6. A method of authenticating components involved in communication wherein, after the first terminal authenticates the second terminal using the steps of claim 1, the second terminal authenticates the first terminal using the role of the first terminal while the first terminal assumes the role of the second terminal.

7. A method whereby a first terminal having a first encryption key determines whether a second encryption key in a second terminal is identical to said first encryption key, the steps of the method comprising:

transmitting from said first terminal to said second terminal a first value representing the encryption of a secret value under the said first encryption key;
deriving at said second terminal a second value by decrypting said first value using said second encryption key;
transmitting from said second terminal to said first terminal a third value representing said second encryption key encrypted using the second value as key; and
verifying at said first terminal that said third value is equal to the decryption of said first value using said first encryption key forming an intermediate result followed by encryption of said first encryption key using the intermediate result as an encryption key, to verify that the first and second terminal have the same keys, whereby authentication of the second terminal occurs if and only if the encryption keys used by said first and second terminals are equal.

8. A method of the type described in claim 7 wherein the intermediate result in the verifying step equals said secret value and said second value if said first and second encryption keys are equal.

9. A secure encryption system wherein a first terminal having a first encryption key challenges a second terminal having a second encryption key which responds with a response based upon the challenge, the improvement wherein the second terminal includes means for decrypting the challenge using said second encryption key and means for encrypting said second encryption key using the decrypted challenge as an encryption key to generate its response and the first terminal includes means for generating the challenge by encrypting a random number using said first encryption key, means for encrypting said first encryption key using said random number as key, and means for comparing the encrypted first encryption key to the challenge, in order to verify the response.

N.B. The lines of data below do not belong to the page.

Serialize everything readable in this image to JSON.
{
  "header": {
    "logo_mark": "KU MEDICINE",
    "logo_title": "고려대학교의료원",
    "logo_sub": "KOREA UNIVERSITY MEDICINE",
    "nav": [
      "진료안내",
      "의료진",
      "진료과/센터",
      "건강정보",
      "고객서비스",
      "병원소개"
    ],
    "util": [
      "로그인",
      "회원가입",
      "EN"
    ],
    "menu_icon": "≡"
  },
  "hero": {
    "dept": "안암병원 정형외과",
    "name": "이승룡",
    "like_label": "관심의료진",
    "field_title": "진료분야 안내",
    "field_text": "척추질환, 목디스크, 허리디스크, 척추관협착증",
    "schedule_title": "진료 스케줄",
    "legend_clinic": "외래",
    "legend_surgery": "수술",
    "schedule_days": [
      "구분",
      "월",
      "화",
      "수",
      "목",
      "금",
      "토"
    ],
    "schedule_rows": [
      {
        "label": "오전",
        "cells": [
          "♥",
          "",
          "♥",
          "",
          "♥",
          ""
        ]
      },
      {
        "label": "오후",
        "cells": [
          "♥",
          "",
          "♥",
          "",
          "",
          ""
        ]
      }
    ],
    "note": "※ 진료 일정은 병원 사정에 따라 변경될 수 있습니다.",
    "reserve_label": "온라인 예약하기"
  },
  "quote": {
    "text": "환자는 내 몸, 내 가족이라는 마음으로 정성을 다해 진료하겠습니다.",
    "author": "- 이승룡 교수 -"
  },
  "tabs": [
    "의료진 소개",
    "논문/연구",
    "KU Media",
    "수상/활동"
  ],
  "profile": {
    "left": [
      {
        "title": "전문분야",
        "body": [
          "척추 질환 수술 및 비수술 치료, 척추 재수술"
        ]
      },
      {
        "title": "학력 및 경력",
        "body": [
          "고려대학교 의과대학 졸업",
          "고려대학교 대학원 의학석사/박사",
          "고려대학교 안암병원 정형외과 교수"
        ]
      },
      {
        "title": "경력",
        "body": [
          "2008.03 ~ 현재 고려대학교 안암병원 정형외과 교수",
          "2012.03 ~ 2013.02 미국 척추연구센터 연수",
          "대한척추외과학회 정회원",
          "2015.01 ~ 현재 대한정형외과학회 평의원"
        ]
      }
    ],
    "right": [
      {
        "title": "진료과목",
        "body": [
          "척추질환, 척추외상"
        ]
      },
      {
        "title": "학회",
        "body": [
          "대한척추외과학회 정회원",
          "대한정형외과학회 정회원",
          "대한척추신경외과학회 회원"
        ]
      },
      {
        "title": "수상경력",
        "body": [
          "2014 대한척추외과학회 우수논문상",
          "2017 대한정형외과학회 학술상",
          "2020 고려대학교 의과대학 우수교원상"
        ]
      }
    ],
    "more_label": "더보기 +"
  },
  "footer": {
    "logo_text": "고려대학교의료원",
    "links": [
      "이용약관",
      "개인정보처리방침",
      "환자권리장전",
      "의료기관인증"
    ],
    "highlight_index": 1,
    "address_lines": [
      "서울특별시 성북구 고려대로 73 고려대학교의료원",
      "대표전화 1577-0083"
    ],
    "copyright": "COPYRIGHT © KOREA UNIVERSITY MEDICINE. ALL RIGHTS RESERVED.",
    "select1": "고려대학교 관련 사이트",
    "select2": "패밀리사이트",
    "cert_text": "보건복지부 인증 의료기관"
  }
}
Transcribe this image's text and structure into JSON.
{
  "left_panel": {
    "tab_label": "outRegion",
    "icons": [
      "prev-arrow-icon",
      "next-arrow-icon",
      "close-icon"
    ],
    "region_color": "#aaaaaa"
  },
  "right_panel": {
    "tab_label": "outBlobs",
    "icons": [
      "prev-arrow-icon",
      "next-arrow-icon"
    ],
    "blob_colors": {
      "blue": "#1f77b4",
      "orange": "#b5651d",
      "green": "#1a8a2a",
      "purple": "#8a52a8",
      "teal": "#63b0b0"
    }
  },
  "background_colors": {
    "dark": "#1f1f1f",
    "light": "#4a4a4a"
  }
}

Referenced Cited
U.S. Patent Documents
4193131 March 1980 Lennon et al.
4203166 May 1980 Ehrsam et al.
4211919 July 8, 1980 Ugon
4218738 August 19, 1980 Matyas et al.
4227253 October 7, 1980 Ehrsam et al.
4238853 December 9, 1980 Ehrsam et al.
4238854 December 9, 1980 Ehrsam et al.
4259720 March 31, 1981 Campbell
4295039 October 13, 1981 Stuckert
4349695 September 14, 1982 Morgan et al.
4393269 July 12, 1983 Konheim
4453074 June 5, 1984 Weinstein
4467139 August 21, 1984 Mollier
4471216 September 11, 1984 Herve
4536647 August 20, 1985 Atalla et al.
4549075 October 22, 1985 Saada et al.
4612413 September 16, 1986 Robert et al.
4665396 May 12, 1987 Dieleman
Foreign Patent Documents
1191916 August 1985 CAX
Other references
  • Cryptography: A Primer; Alan G. Konheim; 1981; pp. 331-347.
Patent History
Patent number: 4799061
Type: Grant
Filed: Nov 18, 1985
Date of Patent: Jan 17, 1989
Assignee: International Business Machines Corporation (Armonk, NY)
Inventors: Dennis G. Abraham (Concord, NC), Glen P. Double (Concord, NC), Steven W. Neckyfarow (Matthews, NC)
Primary Examiner: Robert L. Griffin
Assistant Examiner: Ralph E. Smith
Attorneys: Kenneth A. Seaman, Mitchell S. Bigel
Application Number: 6/799,367
Current U.S. Class: 340/82534; 340/8253; 380/23; 380/24; Banking Systems (235/379)
International Classification: G07D 700; H04K 100; H04L 900;